Stockton and San Bernardino, two California cities that filed for bankruptcy in 2012, may not recover unless they rein in their rising pension costs, Moody’s Investors Service said in a report.
Unless they reduce their obligations to the California Public Employees’ Retirement System, the largest U.S. public pension, both cities face renewed financial struggles after exiting bankruptcy court, Moody’s said, citing the example of another California city that filed for bankruptcy, Vallejo.
A federal judge ruled in December that Detroit could reduce pension payments as part of its $18 billion Chapter 9 case. San Bernardino has withheld payments to Calpers, which pension fund lawyers have contended violates state law. Stockton’s fiscal plan does not call for reducing its payments to Calpers.
“In California, particularly for municipalities with pensions under the California Public Employees Retiree System, or Calpers, bondholders will likely continue to pay a steep price if bankruptcies remain venues for restructuring debt obligations but pension liabilities remain untouched,” Moody’s Senior Credit Officer Gregory Lipitz said in a written statement accompanying the report.
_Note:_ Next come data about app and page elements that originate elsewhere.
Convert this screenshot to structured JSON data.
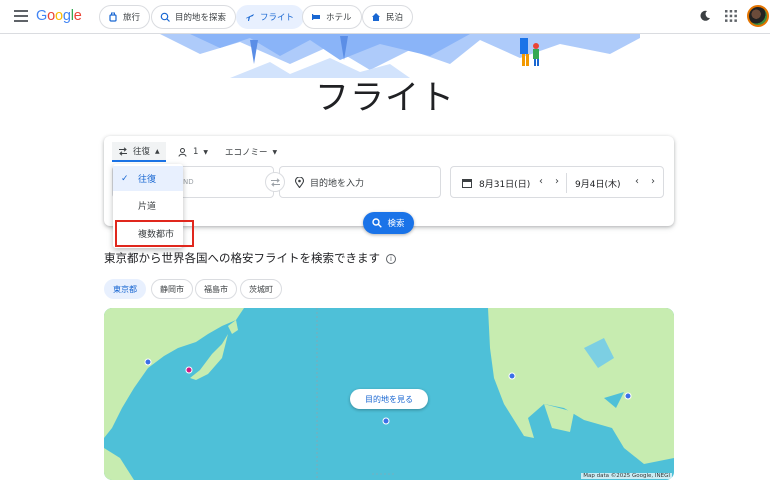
{
  "header": {
    "logo": [
      "G",
      "o",
      "o",
      "g",
      "l",
      "e"
    ],
    "tabs": [
      {
        "label": "旅行",
        "icon": "travel-bag-icon"
      },
      {
        "label": "目的地を探索",
        "icon": "explore-icon"
      },
      {
        "label": "フライト",
        "icon": "flight-icon",
        "active": true
      },
      {
        "label": "ホテル",
        "icon": "hotel-icon"
      },
      {
        "label": "民泊",
        "icon": "vacation-rental-icon"
      }
    ]
  },
  "page_title": "フライト",
  "search": {
    "trip_type": "往復",
    "passengers": "1",
    "cabin_class": "エコノミー",
    "from_value": "ND",
    "to_placeholder": "目的地を入力",
    "depart_date": "8月31日(日)",
    "return_date": "9月4日(木)",
    "search_label": "検索"
  },
  "trip_dropdown": {
    "items": [
      {
        "label": "往復",
        "selected": true
      },
      {
        "label": "片道",
        "selected": false
      },
      {
        "label": "複数都市",
        "selected": false
      }
    ]
  },
  "explore": {
    "title": "東京都から世界各国への格安フライトを検索できます",
    "chips": [
      "東京都",
      "静岡市",
      "福島市",
      "茨城町"
    ],
    "map_button": "目的地を見る",
    "map_attribution": "Map data ©2025 Google, INEGI"
  },
  "colors": {
    "accent": "#1a73e8",
    "highlight": "#e0271d",
    "map_water": "#4ec0d8",
    "map_land": "#c7ecb0"
  }
}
Vallejo continued to make pension payments during its bankruptcy, which stretched from 2008 to 2011. The Northern California city could be forced to seek bankruptcy protection again as it confronts a structural budget deficit equal to 6 percent of revenues, according to the Moody’s report.
Stockton is taking a similar approach as Vallejo, while San Bernardino’s plan to deal with pension liabilities “is not publicly known,” Moody’s said.